══ Information
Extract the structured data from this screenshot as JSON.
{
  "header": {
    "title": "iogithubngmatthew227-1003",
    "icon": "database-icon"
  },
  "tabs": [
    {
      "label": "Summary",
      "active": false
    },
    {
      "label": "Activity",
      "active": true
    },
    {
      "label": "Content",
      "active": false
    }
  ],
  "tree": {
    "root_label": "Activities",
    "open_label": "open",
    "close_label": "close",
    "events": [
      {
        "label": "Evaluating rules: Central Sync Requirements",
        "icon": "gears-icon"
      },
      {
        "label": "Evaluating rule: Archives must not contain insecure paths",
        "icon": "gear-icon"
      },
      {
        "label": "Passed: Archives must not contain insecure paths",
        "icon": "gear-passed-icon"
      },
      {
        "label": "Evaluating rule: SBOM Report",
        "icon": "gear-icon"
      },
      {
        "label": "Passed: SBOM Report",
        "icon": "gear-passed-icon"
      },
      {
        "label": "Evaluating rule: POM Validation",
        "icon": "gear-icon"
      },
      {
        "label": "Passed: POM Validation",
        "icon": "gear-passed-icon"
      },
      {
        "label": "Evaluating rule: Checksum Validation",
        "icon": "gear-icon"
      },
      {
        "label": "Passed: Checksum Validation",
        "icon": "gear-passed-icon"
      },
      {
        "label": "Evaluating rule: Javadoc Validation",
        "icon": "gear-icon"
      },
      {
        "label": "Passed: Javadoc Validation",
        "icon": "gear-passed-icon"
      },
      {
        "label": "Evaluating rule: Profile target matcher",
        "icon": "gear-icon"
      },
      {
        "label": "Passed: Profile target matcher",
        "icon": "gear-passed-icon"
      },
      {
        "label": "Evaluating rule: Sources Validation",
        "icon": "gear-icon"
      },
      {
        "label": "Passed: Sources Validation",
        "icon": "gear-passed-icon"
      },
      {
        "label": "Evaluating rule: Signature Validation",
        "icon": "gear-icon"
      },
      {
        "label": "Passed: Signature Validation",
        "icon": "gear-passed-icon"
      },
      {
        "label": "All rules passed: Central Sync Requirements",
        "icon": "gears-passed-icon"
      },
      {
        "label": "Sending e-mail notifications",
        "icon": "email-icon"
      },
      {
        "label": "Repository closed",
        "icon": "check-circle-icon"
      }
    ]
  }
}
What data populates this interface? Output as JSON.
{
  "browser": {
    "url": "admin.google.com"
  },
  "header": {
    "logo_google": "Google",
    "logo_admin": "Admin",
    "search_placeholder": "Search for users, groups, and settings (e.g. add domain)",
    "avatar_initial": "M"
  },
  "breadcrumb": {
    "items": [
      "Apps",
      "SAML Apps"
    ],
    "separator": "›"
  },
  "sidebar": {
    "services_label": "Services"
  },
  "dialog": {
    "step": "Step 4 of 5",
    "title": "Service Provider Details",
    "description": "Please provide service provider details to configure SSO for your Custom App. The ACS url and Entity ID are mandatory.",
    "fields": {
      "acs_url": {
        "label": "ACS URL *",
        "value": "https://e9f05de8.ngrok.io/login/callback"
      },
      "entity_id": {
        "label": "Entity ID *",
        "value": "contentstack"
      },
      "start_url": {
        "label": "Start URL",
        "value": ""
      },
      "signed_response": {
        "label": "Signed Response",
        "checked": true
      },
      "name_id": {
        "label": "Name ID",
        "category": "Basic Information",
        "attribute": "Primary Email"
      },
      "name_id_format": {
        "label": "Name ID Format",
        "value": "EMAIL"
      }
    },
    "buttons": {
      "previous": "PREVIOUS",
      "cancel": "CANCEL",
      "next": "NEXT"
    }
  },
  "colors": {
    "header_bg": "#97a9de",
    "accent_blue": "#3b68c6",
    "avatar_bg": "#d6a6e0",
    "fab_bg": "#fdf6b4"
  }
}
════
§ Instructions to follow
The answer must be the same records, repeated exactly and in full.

§ Task answer
Extract the structured data from this screenshot as JSON.
{
  "header": {
    "title": "iogithubngmatthew227-1003",
    "icon": "database-icon"
  },
  "tabs": [
    {
      "label": "Summary",
      "active": false
    },
    {
      "label": "Activity",
      "active": true
    },
    {
      "label": "Content",
      "active": false
    }
  ],
  "tree": {
    "root_label": "Activities",
    "open_label": "open",
    "close_label": "close",
    "events": [
      {
        "label": "Evaluating rules: Central Sync Requirements",
        "icon": "gears-icon"
      },
      {
        "label": "Evaluating rule: Archives must not contain insecure paths",
        "icon": "gear-icon"
      },
      {
        "label": "Passed: Archives must not contain insecure paths",
        "icon": "gear-passed-icon"
      },
      {
        "label": "Evaluating rule: SBOM Report",
        "icon": "gear-icon"
      },
      {
        "label": "Passed: SBOM Report",
        "icon": "gear-passed-icon"
      },
      {
        "label": "Evaluating rule: POM Validation",
        "icon": "gear-icon"
      },
      {
        "label": "Passed: POM Validation",
        "icon": "gear-passed-icon"
      },
      {
        "label": "Evaluating rule: Checksum Validation",
        "icon": "gear-icon"
      },
      {
        "label": "Passed: Checksum Validation",
        "icon": "gear-passed-icon"
      },
      {
        "label": "Evaluating rule: Javadoc Validation",
        "icon": "gear-icon"
      },
      {
        "label": "Passed: Javadoc Validation",
        "icon": "gear-passed-icon"
      },
      {
        "label": "Evaluating rule: Profile target matcher",
        "icon": "gear-icon"
      },
      {
        "label": "Passed: Profile target matcher",
        "icon": "gear-passed-icon"
      },
      {
        "label": "Evaluating rule: Sources Validation",
        "icon": "gear-icon"
      },
      {
        "label": "Passed: Sources Validation",
        "icon": "gear-passed-icon"
      },
      {
        "label": "Evaluating rule: Signature Validation",
        "icon": "gear-icon"
      },
      {
        "label": "Passed: Signature Validation",
        "icon": "gear-passed-icon"
      },
      {
        "label": "All rules passed: Central Sync Requirements",
        "icon": "gears-passed-icon"
      },
      {
        "label": "Sending e-mail notifications",
        "icon": "email-icon"
      },
      {
        "label": "Repository closed",
        "icon": "check-circle-icon"
      }
    ]
  }
}
What data populates this interface? Output as JSON.
{
  "browser": {
    "url": "admin.google.com"
  },
  "header": {
    "logo_google": "Google",
    "logo_admin": "Admin",
    "search_placeholder": "Search for users, groups, and settings (e.g. add domain)",
    "avatar_initial": "M"
  },
  "breadcrumb": {
    "items": [
      "Apps",
      "SAML Apps"
    ],
    "separator": "›"
  },
  "sidebar": {
    "services_label": "Services"
  },
  "dialog": {
    "step": "Step 4 of 5",
    "title": "Service Provider Details",
    "description": "Please provide service provider details to configure SSO for your Custom App. The ACS url and Entity ID are mandatory.",
    "fields": {
      "acs_url": {
        "label": "ACS URL *",
        "value": "https://e9f05de8.ngrok.io/login/callback"
      },
      "entity_id": {
        "label": "Entity ID *",
        "value": "contentstack"
      },
      "start_url": {
        "label": "Start URL",
        "value": ""
      },
      "signed_response": {
        "label": "Signed Response",
        "checked": true
      },
      "name_id": {
        "label": "Name ID",
        "category": "Basic Information",
        "attribute": "Primary Email"
      },
      "name_id_format": {
        "label": "Name ID Format",
        "value": "EMAIL"
      }
    },
    "buttons": {
      "previous": "PREVIOUS",
      "cancel": "CANCEL",
      "next": "NEXT"
    }
  },
  "colors": {
    "header_bg": "#97a9de",
    "accent_blue": "#3b68c6",
    "avatar_bg": "#d6a6e0",
    "fab_bg": "#fdf6b4"
  }
}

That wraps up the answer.